*TASK STATEMENT*
From the first line to the last, print the listing exactly.

*DATA*
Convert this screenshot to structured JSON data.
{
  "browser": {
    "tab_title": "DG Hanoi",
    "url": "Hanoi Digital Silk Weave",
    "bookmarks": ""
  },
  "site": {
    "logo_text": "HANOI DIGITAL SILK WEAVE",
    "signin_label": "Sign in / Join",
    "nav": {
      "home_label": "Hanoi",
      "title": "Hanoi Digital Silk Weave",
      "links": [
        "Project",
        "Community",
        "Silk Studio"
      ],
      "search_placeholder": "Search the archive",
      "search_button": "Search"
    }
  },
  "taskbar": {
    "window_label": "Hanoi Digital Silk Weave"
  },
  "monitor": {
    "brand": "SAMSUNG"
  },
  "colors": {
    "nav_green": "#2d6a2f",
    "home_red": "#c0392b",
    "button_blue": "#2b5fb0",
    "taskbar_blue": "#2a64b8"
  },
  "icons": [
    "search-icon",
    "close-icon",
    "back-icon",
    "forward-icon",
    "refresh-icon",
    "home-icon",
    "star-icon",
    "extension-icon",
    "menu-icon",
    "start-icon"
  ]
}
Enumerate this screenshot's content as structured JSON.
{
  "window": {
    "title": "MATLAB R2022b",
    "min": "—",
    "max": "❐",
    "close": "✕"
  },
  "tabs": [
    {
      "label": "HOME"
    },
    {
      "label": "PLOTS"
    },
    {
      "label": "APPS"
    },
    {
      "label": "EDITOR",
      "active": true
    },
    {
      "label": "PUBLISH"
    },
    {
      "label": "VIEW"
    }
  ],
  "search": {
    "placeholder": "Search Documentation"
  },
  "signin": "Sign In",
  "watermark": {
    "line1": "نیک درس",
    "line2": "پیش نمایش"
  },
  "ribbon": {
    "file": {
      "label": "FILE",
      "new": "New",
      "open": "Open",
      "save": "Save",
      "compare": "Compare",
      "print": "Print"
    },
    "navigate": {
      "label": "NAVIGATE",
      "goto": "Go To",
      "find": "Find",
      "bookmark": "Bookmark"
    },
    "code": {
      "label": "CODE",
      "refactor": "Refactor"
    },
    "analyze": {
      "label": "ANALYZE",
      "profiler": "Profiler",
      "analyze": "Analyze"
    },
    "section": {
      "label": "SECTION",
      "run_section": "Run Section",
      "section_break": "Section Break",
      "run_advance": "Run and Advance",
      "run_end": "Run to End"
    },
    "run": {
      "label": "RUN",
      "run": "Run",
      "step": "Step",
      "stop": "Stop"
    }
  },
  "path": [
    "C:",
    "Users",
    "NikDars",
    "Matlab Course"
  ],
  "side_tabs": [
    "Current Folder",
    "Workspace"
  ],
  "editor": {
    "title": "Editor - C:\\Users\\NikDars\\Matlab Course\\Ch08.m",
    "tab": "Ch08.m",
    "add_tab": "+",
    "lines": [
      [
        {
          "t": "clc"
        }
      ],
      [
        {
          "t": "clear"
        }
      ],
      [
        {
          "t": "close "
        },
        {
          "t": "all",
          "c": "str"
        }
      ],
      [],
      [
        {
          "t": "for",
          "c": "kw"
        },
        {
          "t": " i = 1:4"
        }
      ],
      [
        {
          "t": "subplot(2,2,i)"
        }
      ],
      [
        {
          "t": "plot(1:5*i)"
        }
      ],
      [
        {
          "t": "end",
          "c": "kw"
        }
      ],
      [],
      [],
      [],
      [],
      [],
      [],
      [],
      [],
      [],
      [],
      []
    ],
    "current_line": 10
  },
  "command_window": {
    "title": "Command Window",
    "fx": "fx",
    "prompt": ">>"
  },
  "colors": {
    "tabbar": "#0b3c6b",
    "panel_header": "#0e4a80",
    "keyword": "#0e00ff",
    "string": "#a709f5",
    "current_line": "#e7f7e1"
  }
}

*TASK ANSWER*
Convert this screenshot to structured JSON data.
{
  "browser": {
    "tab_title": "DG Hanoi",
    "url": "Hanoi Digital Silk Weave",
    "bookmarks": ""
  },
  "site": {
    "logo_text": "HANOI DIGITAL SILK WEAVE",
    "signin_label": "Sign in / Join",
    "nav": {
      "home_label": "Hanoi",
      "title": "Hanoi Digital Silk Weave",
      "links": [
        "Project",
        "Community",
        "Silk Studio"
      ],
      "search_placeholder": "Search the archive",
      "search_button": "Search"
    }
  },
  "taskbar": {
    "window_label": "Hanoi Digital Silk Weave"
  },
  "monitor": {
    "brand": "SAMSUNG"
  },
  "colors": {
    "nav_green": "#2d6a2f",
    "home_red": "#c0392b",
    "button_blue": "#2b5fb0",
    "taskbar_blue": "#2a64b8"
  },
  "icons": [
    "search-icon",
    "close-icon",
    "back-icon",
    "forward-icon",
    "refresh-icon",
    "home-icon",
    "star-icon",
    "extension-icon",
    "menu-icon",
    "start-icon"
  ]
}
Enumerate this screenshot's content as structured JSON.
{
  "window": {
    "title": "MATLAB R2022b",
    "min": "—",
    "max": "❐",
    "close": "✕"
  },
  "tabs": [
    {
      "label": "HOME"
    },
    {
      "label": "PLOTS"
    },
    {
      "label": "APPS"
    },
    {
      "label": "EDITOR",
      "active": true
    },
    {
      "label": "PUBLISH"
    },
    {
      "label": "VIEW"
    }
  ],
  "search": {
    "placeholder": "Search Documentation"
  },
  "signin": "Sign In",
  "watermark": {
    "line1": "نیک درس",
    "line2": "پیش نمایش"
  },
  "ribbon": {
    "file": {
      "label": "FILE",
      "new": "New",
      "open": "Open",
      "save": "Save",
      "compare": "Compare",
      "print": "Print"
    },
    "navigate": {
      "label": "NAVIGATE",
      "goto": "Go To",
      "find": "Find",
      "bookmark": "Bookmark"
    },
    "code": {
      "label": "CODE",
      "refactor": "Refactor"
    },
    "analyze": {
      "label": "ANALYZE",
      "profiler": "Profiler",
      "analyze": "Analyze"
    },
    "section": {
      "label": "SECTION",
      "run_section": "Run Section",
      "section_break": "Section Break",
      "run_advance": "Run and Advance",
      "run_end": "Run to End"
    },
    "run": {
      "label": "RUN",
      "run": "Run",
      "step": "Step",
      "stop": "Stop"
    }
  },
  "path": [
    "C:",
    "Users",
    "NikDars",
    "Matlab Course"
  ],
  "side_tabs": [
    "Current Folder",
    "Workspace"
  ],
  "editor": {
    "title": "Editor - C:\\Users\\NikDars\\Matlab Course\\Ch08.m",
    "tab": "Ch08.m",
    "add_tab": "+",
    "lines": [
      [
        {
          "t": "clc"
        }
      ],
      [
        {
          "t": "clear"
        }
      ],
      [
        {
          "t": "close "
        },
        {
          "t": "all",
          "c": "str"
        }
      ],
      [],
      [
        {
          "t": "for",
          "c": "kw"
        },
        {
          "t": " i = 1:4"
        }
      ],
      [
        {
          "t": "subplot(2,2,i)"
        }
      ],
      [
        {
          "t": "plot(1:5*i)"
        }
      ],
      [
        {
          "t": "end",
          "c": "kw"
        }
      ],
      [],
      [],
      [],
      [],
      [],
      [],
      [],
      [],
      [],
      [],
      []
    ],
    "current_line": 10
  },
  "command_window": {
    "title": "Command Window",
    "fx": "fx",
    "prompt": ">>"
  },
  "colors": {
    "tabbar": "#0b3c6b",
    "panel_header": "#0e4a80",
    "keyword": "#0e00ff",
    "string": "#a709f5",
    "current_line": "#e7f7e1"
  }
}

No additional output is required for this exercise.